■ TASK DESCRIPTION:
Without including any images, repeat the data exactly.

■ INFORMATION SUPPLIED:
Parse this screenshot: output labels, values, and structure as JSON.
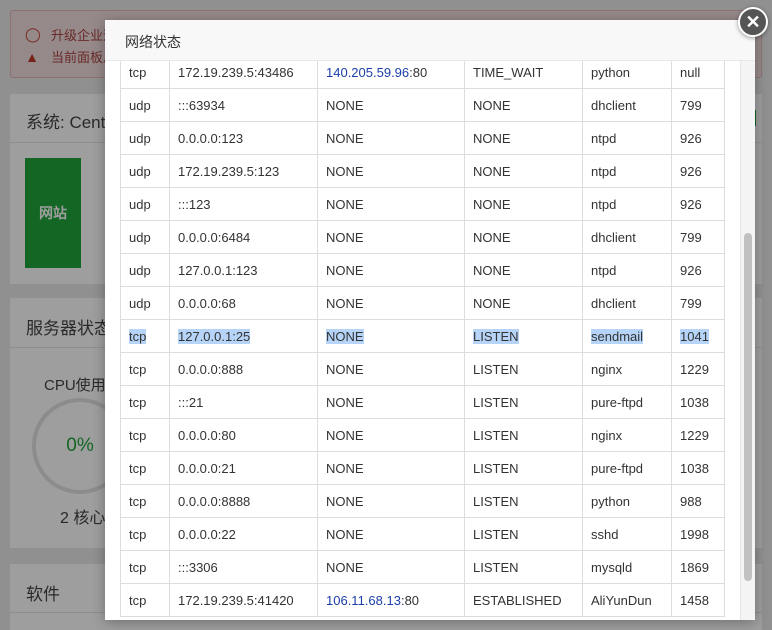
{
  "alert": {
    "line1": "升级企业运",
    "line2": "当前面板用"
  },
  "system_panel": {
    "title": "系统: CentO",
    "tile_label": "网站"
  },
  "server_panel": {
    "title": "服务器状态",
    "cpu_label": "CPU使用",
    "cpu_value": "0%",
    "cores": "2 核心"
  },
  "software_panel": {
    "title": "软件"
  },
  "modal": {
    "title": "网络状态",
    "close_label": "✕",
    "rows": [
      {
        "proto": "tcp",
        "local": "172.19.239.5:43486",
        "remote_ip": "140.205.59.96",
        "remote_port": ":80",
        "state": "TIME_WAIT",
        "process": "python",
        "pid": "null"
      },
      {
        "proto": "udp",
        "local": ":::63934",
        "remote_ip": "",
        "remote_port": "NONE",
        "state": "NONE",
        "process": "dhclient",
        "pid": "799"
      },
      {
        "proto": "udp",
        "local": "0.0.0.0:123",
        "remote_ip": "",
        "remote_port": "NONE",
        "state": "NONE",
        "process": "ntpd",
        "pid": "926"
      },
      {
        "proto": "udp",
        "local": "172.19.239.5:123",
        "remote_ip": "",
        "remote_port": "NONE",
        "state": "NONE",
        "process": "ntpd",
        "pid": "926"
      },
      {
        "proto": "udp",
        "local": ":::123",
        "remote_ip": "",
        "remote_port": "NONE",
        "state": "NONE",
        "process": "ntpd",
        "pid": "926"
      },
      {
        "proto": "udp",
        "local": "0.0.0.0:6484",
        "remote_ip": "",
        "remote_port": "NONE",
        "state": "NONE",
        "process": "dhclient",
        "pid": "799"
      },
      {
        "proto": "udp",
        "local": "127.0.0.1:123",
        "remote_ip": "",
        "remote_port": "NONE",
        "state": "NONE",
        "process": "ntpd",
        "pid": "926"
      },
      {
        "proto": "udp",
        "local": "0.0.0.0:68",
        "remote_ip": "",
        "remote_port": "NONE",
        "state": "NONE",
        "process": "dhclient",
        "pid": "799"
      },
      {
        "proto": "tcp",
        "local": "127.0.0.1:25",
        "remote_ip": "",
        "remote_port": "NONE",
        "state": "LISTEN",
        "process": "sendmail",
        "pid": "1041",
        "selected": true
      },
      {
        "proto": "tcp",
        "local": "0.0.0.0:888",
        "remote_ip": "",
        "remote_port": "NONE",
        "state": "LISTEN",
        "process": "nginx",
        "pid": "1229"
      },
      {
        "proto": "tcp",
        "local": ":::21",
        "remote_ip": "",
        "remote_port": "NONE",
        "state": "LISTEN",
        "process": "pure-ftpd",
        "pid": "1038"
      },
      {
        "proto": "tcp",
        "local": "0.0.0.0:80",
        "remote_ip": "",
        "remote_port": "NONE",
        "state": "LISTEN",
        "process": "nginx",
        "pid": "1229"
      },
      {
        "proto": "tcp",
        "local": "0.0.0.0:21",
        "remote_ip": "",
        "remote_port": "NONE",
        "state": "LISTEN",
        "process": "pure-ftpd",
        "pid": "1038"
      },
      {
        "proto": "tcp",
        "local": "0.0.0.0:8888",
        "remote_ip": "",
        "remote_port": "NONE",
        "state": "LISTEN",
        "process": "python",
        "pid": "988"
      },
      {
        "proto": "tcp",
        "local": "0.0.0.0:22",
        "remote_ip": "",
        "remote_port": "NONE",
        "state": "LISTEN",
        "process": "sshd",
        "pid": "1998"
      },
      {
        "proto": "tcp",
        "local": ":::3306",
        "remote_ip": "",
        "remote_port": "NONE",
        "state": "LISTEN",
        "process": "mysqld",
        "pid": "1869"
      },
      {
        "proto": "tcp",
        "local": "172.19.239.5:41420",
        "remote_ip": "106.11.68.13",
        "remote_port": ":80",
        "state": "ESTABLISHED",
        "process": "AliYunDun",
        "pid": "1458"
      }
    ]
  },
  "colors": {
    "accent_green": "#20a53a",
    "alert_red": "#a94442",
    "link_blue": "#1a3fa8",
    "selection": "#b6d4f7"
  }
}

■ RESULT OF THIS EXERCISE:
Parse this screenshot: output labels, values, and structure as JSON.
{
  "alert": {
    "line1": "升级企业运",
    "line2": "当前面板用"
  },
  "system_panel": {
    "title": "系统: CentO",
    "tile_label": "网站"
  },
  "server_panel": {
    "title": "服务器状态",
    "cpu_label": "CPU使用",
    "cpu_value": "0%",
    "cores": "2 核心"
  },
  "software_panel": {
    "title": "软件"
  },
  "modal": {
    "title": "网络状态",
    "close_label": "✕",
    "rows": [
      {
        "proto": "tcp",
        "local": "172.19.239.5:43486",
        "remote_ip": "140.205.59.96",
        "remote_port": ":80",
        "state": "TIME_WAIT",
        "process": "python",
        "pid": "null"
      },
      {
        "proto": "udp",
        "local": ":::63934",
        "remote_ip": "",
        "remote_port": "NONE",
        "state": "NONE",
        "process": "dhclient",
        "pid": "799"
      },
      {
        "proto": "udp",
        "local": "0.0.0.0:123",
        "remote_ip": "",
        "remote_port": "NONE",
        "state": "NONE",
        "process": "ntpd",
        "pid": "926"
      },
      {
        "proto": "udp",
        "local": "172.19.239.5:123",
        "remote_ip": "",
        "remote_port": "NONE",
        "state": "NONE",
        "process": "ntpd",
        "pid": "926"
      },
      {
        "proto": "udp",
        "local": ":::123",
        "remote_ip": "",
        "remote_port": "NONE",
        "state": "NONE",
        "process": "ntpd",
        "pid": "926"
      },
      {
        "proto": "udp",
        "local": "0.0.0.0:6484",
        "remote_ip": "",
        "remote_port": "NONE",
        "state": "NONE",
        "process": "dhclient",
        "pid": "799"
      },
      {
        "proto": "udp",
        "local": "127.0.0.1:123",
        "remote_ip": "",
        "remote_port": "NONE",
        "state": "NONE",
        "process": "ntpd",
        "pid": "926"
      },
      {
        "proto": "udp",
        "local": "0.0.0.0:68",
        "remote_ip": "",
        "remote_port": "NONE",
        "state": "NONE",
        "process": "dhclient",
        "pid": "799"
      },
      {
        "proto": "tcp",
        "local": "127.0.0.1:25",
        "remote_ip": "",
        "remote_port": "NONE",
        "state": "LISTEN",
        "process": "sendmail",
        "pid": "1041",
        "selected": true
      },
      {
        "proto": "tcp",
        "local": "0.0.0.0:888",
        "remote_ip": "",
        "remote_port": "NONE",
        "state": "LISTEN",
        "process": "nginx",
        "pid": "1229"
      },
      {
        "proto": "tcp",
        "local": ":::21",
        "remote_ip": "",
        "remote_port": "NONE",
        "state": "LISTEN",
        "process": "pure-ftpd",
        "pid": "1038"
      },
      {
        "proto": "tcp",
        "local": "0.0.0.0:80",
        "remote_ip": "",
        "remote_port": "NONE",
        "state": "LISTEN",
        "process": "nginx",
        "pid": "1229"
      },
      {
        "proto": "tcp",
        "local": "0.0.0.0:21",
        "remote_ip": "",
        "remote_port": "NONE",
        "state": "LISTEN",
        "process": "pure-ftpd",
        "pid": "1038"
      },
      {
        "proto": "tcp",
        "local": "0.0.0.0:8888",
        "remote_ip": "",
        "remote_port": "NONE",
        "state": "LISTEN",
        "process": "python",
        "pid": "988"
      },
      {
        "proto": "tcp",
        "local": "0.0.0.0:22",
        "remote_ip": "",
        "remote_port": "NONE",
        "state": "LISTEN",
        "process": "sshd",
        "pid": "1998"
      },
      {
        "proto": "tcp",
        "local": ":::3306",
        "remote_ip": "",
        "remote_port": "NONE",
        "state": "LISTEN",
        "process": "mysqld",
        "pid": "1869"
      },
      {
        "proto": "tcp",
        "local": "172.19.239.5:41420",
        "remote_ip": "106.11.68.13",
        "remote_port": ":80",
        "state": "ESTABLISHED",
        "process": "AliYunDun",
        "pid": "1458"
      }
    ]
  },
  "colors": {
    "accent_green": "#20a53a",
    "alert_red": "#a94442",
    "link_blue": "#1a3fa8",
    "selection": "#b6d4f7"
  }
}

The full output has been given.